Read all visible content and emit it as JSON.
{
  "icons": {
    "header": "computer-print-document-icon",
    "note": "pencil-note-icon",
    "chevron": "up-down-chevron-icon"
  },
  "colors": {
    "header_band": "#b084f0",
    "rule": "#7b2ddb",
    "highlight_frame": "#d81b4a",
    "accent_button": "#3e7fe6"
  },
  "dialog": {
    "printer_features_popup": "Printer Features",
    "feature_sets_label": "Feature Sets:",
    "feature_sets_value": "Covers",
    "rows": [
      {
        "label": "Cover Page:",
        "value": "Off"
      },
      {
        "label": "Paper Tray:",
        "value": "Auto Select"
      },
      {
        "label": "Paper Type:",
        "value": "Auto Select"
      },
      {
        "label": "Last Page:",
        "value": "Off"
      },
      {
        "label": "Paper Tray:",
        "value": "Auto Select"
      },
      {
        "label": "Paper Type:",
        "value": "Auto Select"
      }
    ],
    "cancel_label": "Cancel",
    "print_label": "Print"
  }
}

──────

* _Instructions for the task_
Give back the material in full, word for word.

* _Output_
Read all visible content and emit it as JSON.
{
  "icons": {
    "header": "computer-print-document-icon",
    "note": "pencil-note-icon",
    "chevron": "up-down-chevron-icon"
  },
  "colors": {
    "header_band": "#b084f0",
    "rule": "#7b2ddb",
    "highlight_frame": "#d81b4a",
    "accent_button": "#3e7fe6"
  },
  "dialog": {
    "printer_features_popup": "Printer Features",
    "feature_sets_label": "Feature Sets:",
    "feature_sets_value": "Covers",
    "rows": [
      {
        "label": "Cover Page:",
        "value": "Off"
      },
      {
        "label": "Paper Tray:",
        "value": "Auto Select"
      },
      {
        "label": "Paper Type:",
        "value": "Auto Select"
      },
      {
        "label": "Last Page:",
        "value": "Off"
      },
      {
        "label": "Paper Tray:",
        "value": "Auto Select"
      },
      {
        "label": "Paper Type:",
        "value": "Auto Select"
      }
    ],
    "cancel_label": "Cancel",
    "print_label": "Print"
  }
}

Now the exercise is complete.